-- Information follows --

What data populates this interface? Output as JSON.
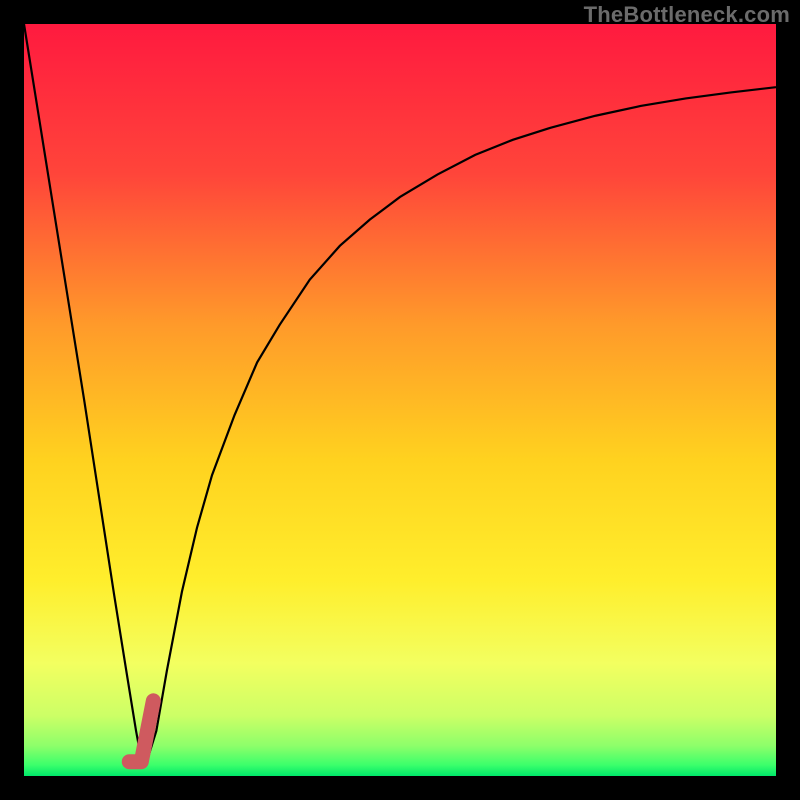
{
  "watermark": "TheBottleneck.com",
  "chart_data": {
    "type": "line",
    "title": "",
    "xlabel": "",
    "ylabel": "",
    "xlim": [
      0,
      100
    ],
    "ylim": [
      0,
      100
    ],
    "grid": false,
    "legend": false,
    "annotations": [],
    "series": [
      {
        "name": "bottleneck-curve",
        "x": [
          0,
          2,
          4,
          6,
          8,
          10,
          12,
          13.6,
          14.9,
          15.6,
          16.5,
          17.6,
          19,
          21,
          23,
          25,
          28,
          31,
          34,
          38,
          42,
          46,
          50,
          55,
          60,
          65,
          70,
          76,
          82,
          88,
          94,
          100
        ],
        "values": [
          100,
          87.5,
          75,
          62.5,
          50,
          37,
          24,
          14,
          6,
          2.2,
          2.5,
          6,
          14,
          24.5,
          33,
          40,
          48,
          55,
          60,
          66,
          70.5,
          74,
          77,
          80,
          82.6,
          84.6,
          86.2,
          87.8,
          89.1,
          90.1,
          90.9,
          91.6
        ]
      }
    ],
    "marker": {
      "name": "selected-range",
      "x_start": 14.0,
      "x_end": 17.2,
      "y_start": 1.9,
      "y_end": 10.0,
      "color": "#cf5a5f"
    },
    "background_gradient": {
      "top": "#ff1a3f",
      "upper_mid": "#ff8a2a",
      "mid": "#ffe12a",
      "lower_mid": "#f3ff60",
      "near_bottom": "#b8ff6e",
      "bottom": "#00e86a"
    }
  }
}
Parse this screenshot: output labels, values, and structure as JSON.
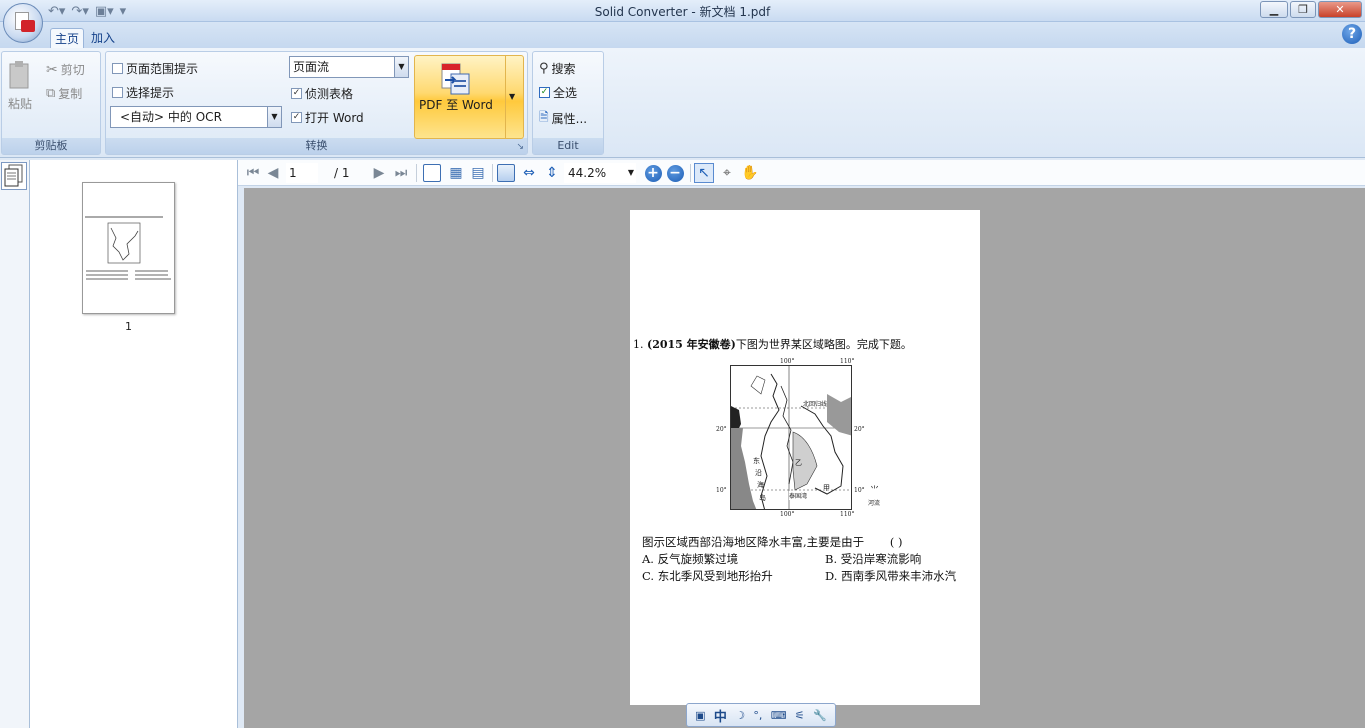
{
  "window": {
    "title": "Solid Converter - 新文档 1.pdf"
  },
  "tabs": [
    "主页",
    "加入"
  ],
  "clipboard": {
    "paste": "粘贴",
    "cut": "剪切",
    "copy": "复制",
    "group_label": "剪贴板"
  },
  "convert": {
    "page_range_hint": "页面范围提示",
    "selection_hint": "选择提示",
    "ocr_select": "<自动> 中的 OCR",
    "layout_select": "页面流",
    "detect_tables": "侦测表格",
    "open_word": "打开 Word",
    "pdf_to_word": "PDF 至 Word",
    "group_label": "转换"
  },
  "edit": {
    "search": "搜索",
    "select_all": "全选",
    "properties": "属性...",
    "group_label": "Edit"
  },
  "thumbnails": {
    "page_number": "1"
  },
  "viewer": {
    "current_page": "1",
    "total_pages": "/ 1",
    "zoom": "44.2%"
  },
  "document": {
    "question_title_prefix": "1. ",
    "question_title_source": "(2015 年安徽卷)",
    "question_title_rest": "下图为世界某区域略图。完成下题。",
    "map_labels": {
      "lon_100_top": "100°",
      "lon_110_top": "110°",
      "lat_20_left": "20°",
      "lat_20_right": "20°",
      "lat_10_left": "10°",
      "lat_10_right": "10°",
      "lon_100_bottom": "100°",
      "lon_110_bottom": "110°",
      "tropic": "北回归线",
      "gulf": "泰国湾",
      "river": "河流",
      "east_coast": "东",
      "coast_1": "沿",
      "coast_2": "海",
      "coast_3": "岛",
      "b_label": "乙",
      "a_label": "甲"
    },
    "question_text": "图示区域西部沿海地区降水丰富,主要是由于",
    "answer_blank": "(      )",
    "option_a": "A. 反气旋频繁过境",
    "option_b": "B. 受沿岸寒流影响",
    "option_c": "C. 东北季风受到地形抬升",
    "option_d": "D. 西南季风带来丰沛水汽"
  },
  "ime": {
    "lang": "中"
  }
}
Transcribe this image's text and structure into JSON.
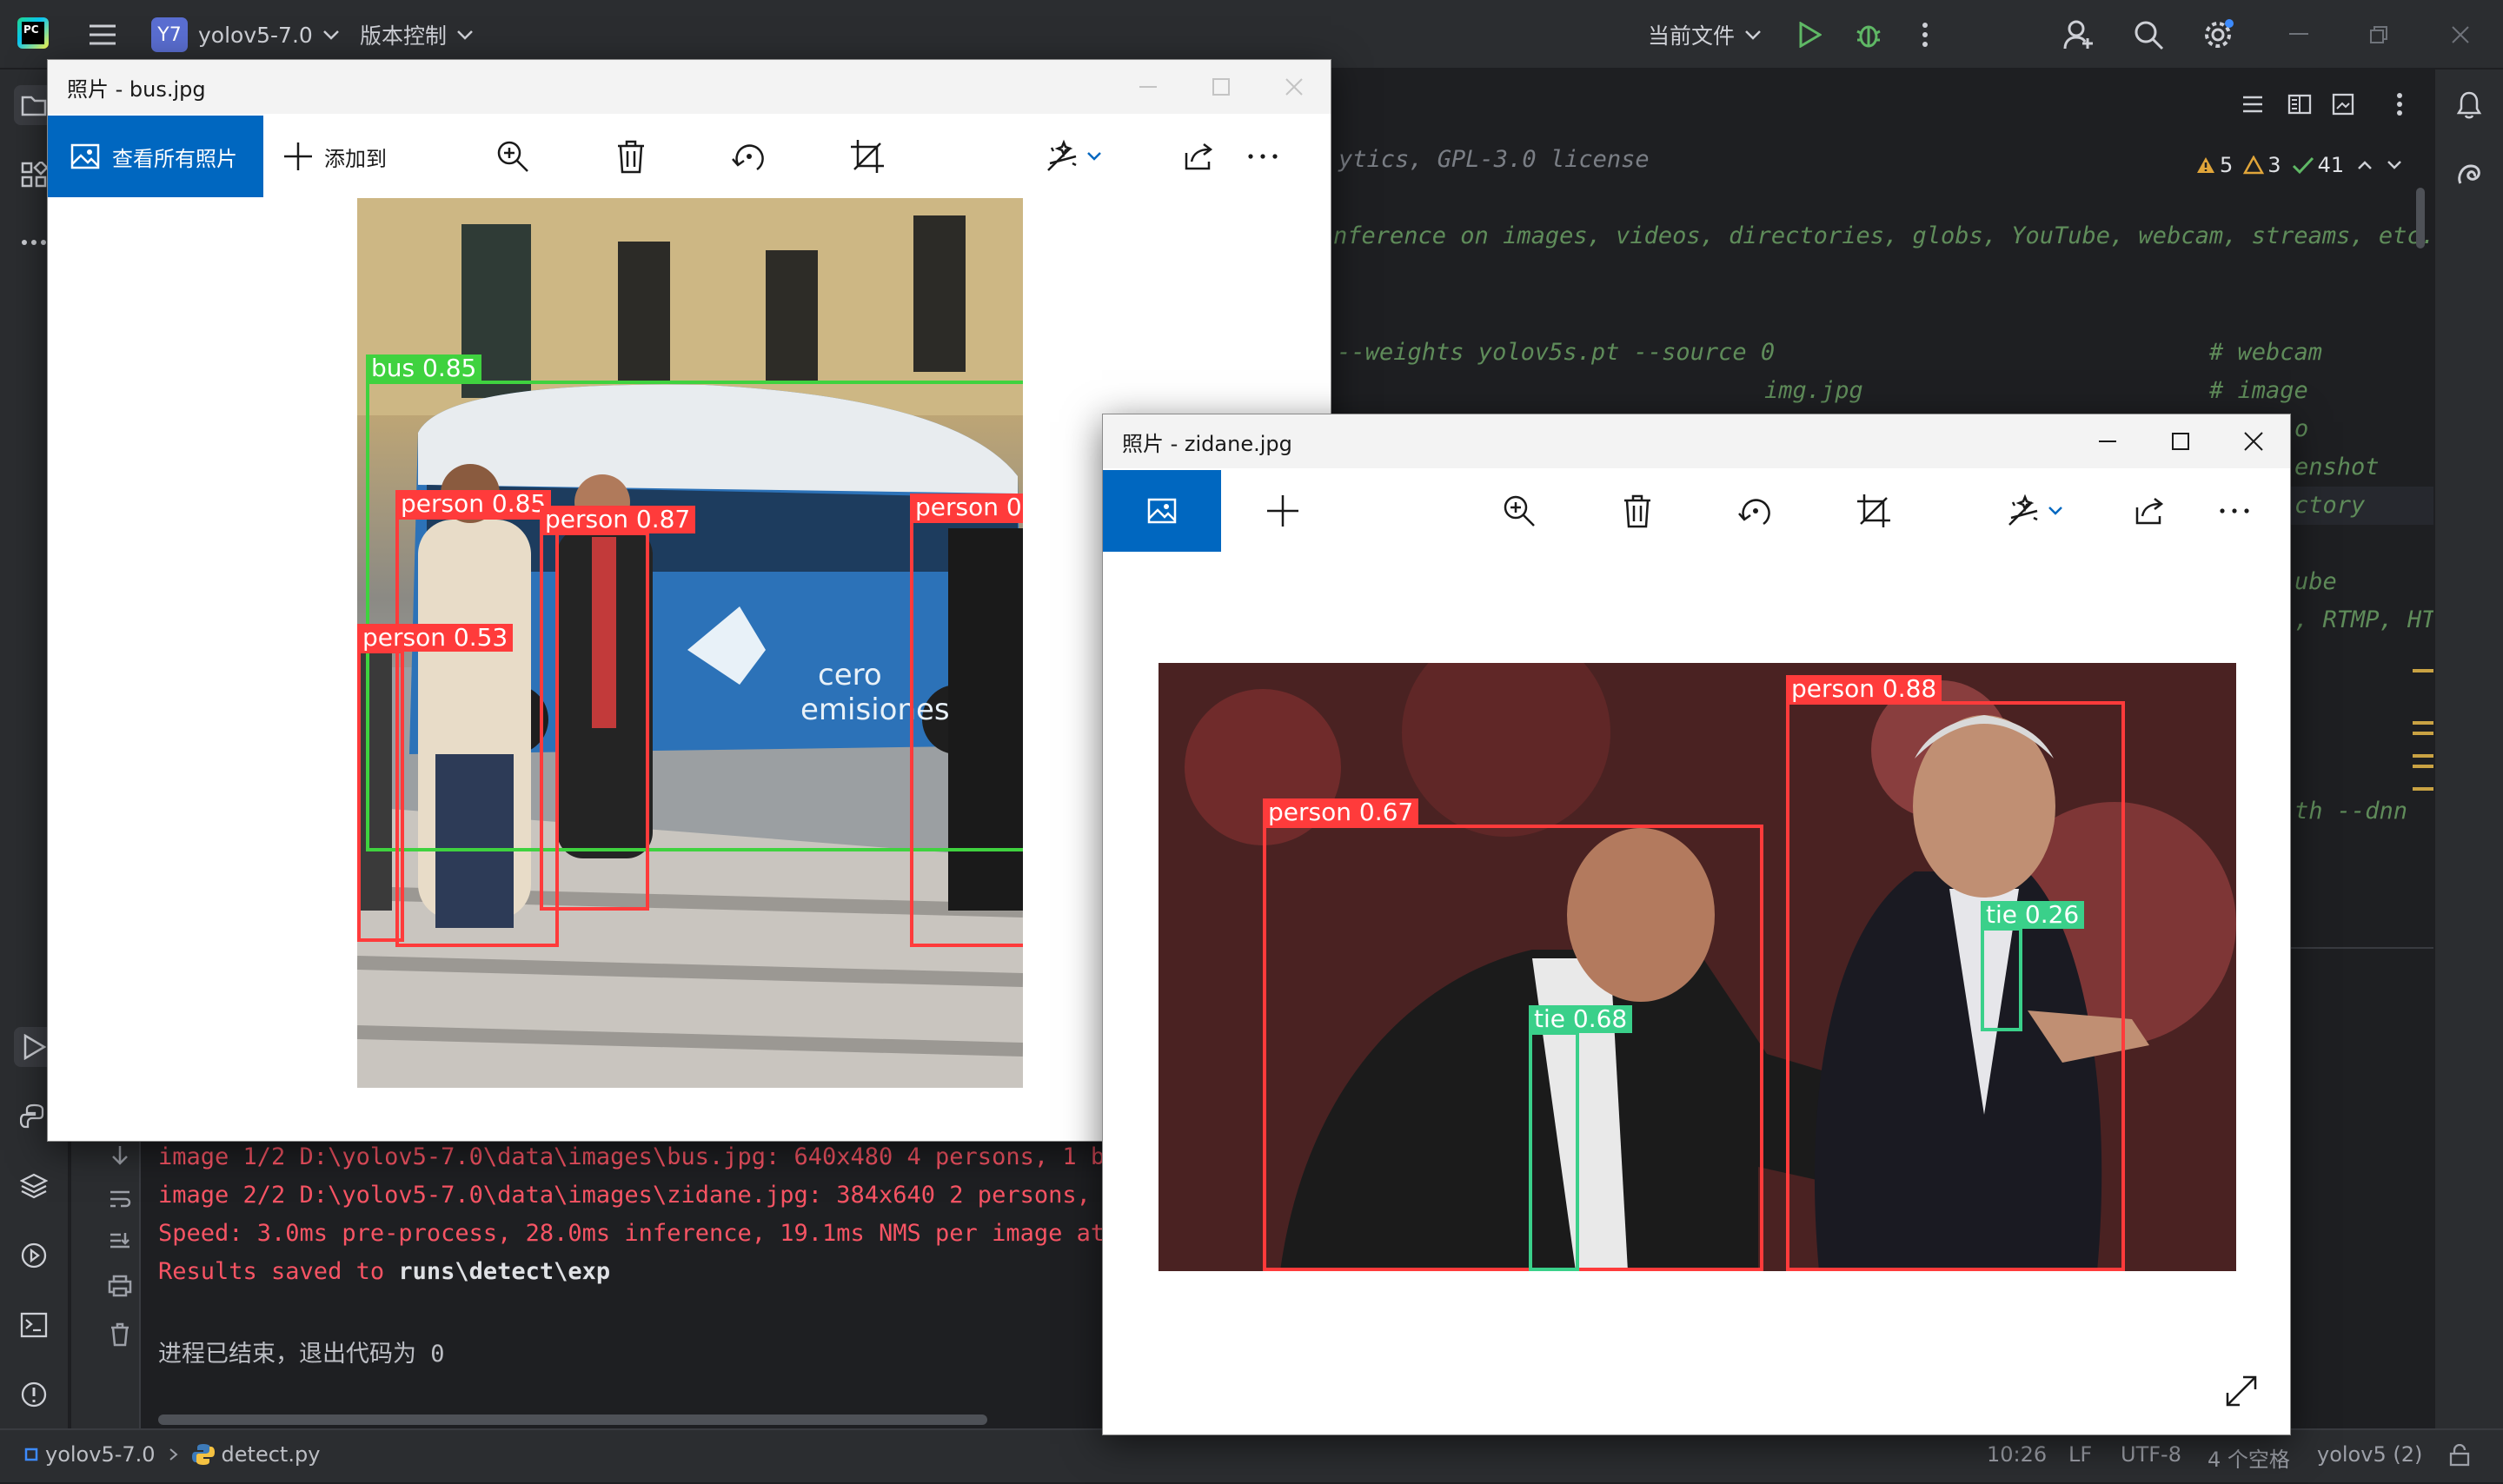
{
  "ide": {
    "project_badge": "Y7",
    "project_name": "yolov5-7.0",
    "vcs_label": "版本控制",
    "run_config": "当前文件",
    "inspections": {
      "warnings": "5",
      "weak_warnings": "3",
      "ok": "41"
    }
  },
  "editor": {
    "lines": [
      {
        "text": "ytics, GPL-3.0 license",
        "style": "cmt"
      },
      {
        "text": "nference on images, videos, directories, globs, YouTube, webcam, streams, etc.",
        "style": "grn"
      },
      {
        "text": " --weights yolov5s.pt --source 0",
        "style": "grn"
      },
      {
        "text": "# webcam",
        "style": "grn"
      },
      {
        "text": "img.jpg",
        "style": "grn"
      },
      {
        "text": "# image",
        "style": "grn"
      },
      {
        "text": "o",
        "style": "grn"
      },
      {
        "text": "enshot",
        "style": "grn"
      },
      {
        "text": "ctory",
        "style": "grn"
      },
      {
        "text": "ube",
        "style": "grn"
      },
      {
        "text": ", RTMP, HT",
        "style": "grn"
      },
      {
        "text": "th --dnn",
        "style": "grn"
      }
    ]
  },
  "console": {
    "lines": [
      "image 1/2 D:\\yolov5-7.0\\data\\images\\bus.jpg: 640x480 4 persons, 1 bu",
      "image 2/2 D:\\yolov5-7.0\\data\\images\\zidane.jpg: 384x640 2 persons, 2",
      "Speed: 3.0ms pre-process, 28.0ms inference, 19.1ms NMS per image at",
      "Results saved to runs\\detect\\exp"
    ],
    "exit_message": "进程已结束，退出代码为 0"
  },
  "status_bar": {
    "project": "yolov5-7.0",
    "file": "detect.py",
    "position": "10:26",
    "line_ending": "LF",
    "encoding": "UTF-8",
    "indent": "4 个空格",
    "interpreter": "yolov5 (2)"
  },
  "photo_window_1": {
    "title": "照片 - bus.jpg",
    "view_all": "查看所有照片",
    "add_to": "添加到",
    "detections": [
      {
        "label": "bus 0.85",
        "color": "#3fd23f"
      },
      {
        "label": "person 0.85",
        "color": "#ff3b3b"
      },
      {
        "label": "person 0.87",
        "color": "#ff3b3b"
      },
      {
        "label": "person 0",
        "color": "#ff3b3b"
      },
      {
        "label": "person 0.53",
        "color": "#ff3b3b"
      }
    ]
  },
  "photo_window_2": {
    "title": "照片 - zidane.jpg",
    "detections": [
      {
        "label": "person 0.88",
        "color": "#ff3b3b"
      },
      {
        "label": "person 0.67",
        "color": "#ff3b3b"
      },
      {
        "label": "tie 0.26",
        "color": "#3ad08a"
      },
      {
        "label": "tie 0.68",
        "color": "#3ad08a"
      }
    ]
  }
}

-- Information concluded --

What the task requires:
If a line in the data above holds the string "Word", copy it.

Solution for this task:
    "open_word": "打开 Word",
    "pdf_to_word": "PDF 至 Word",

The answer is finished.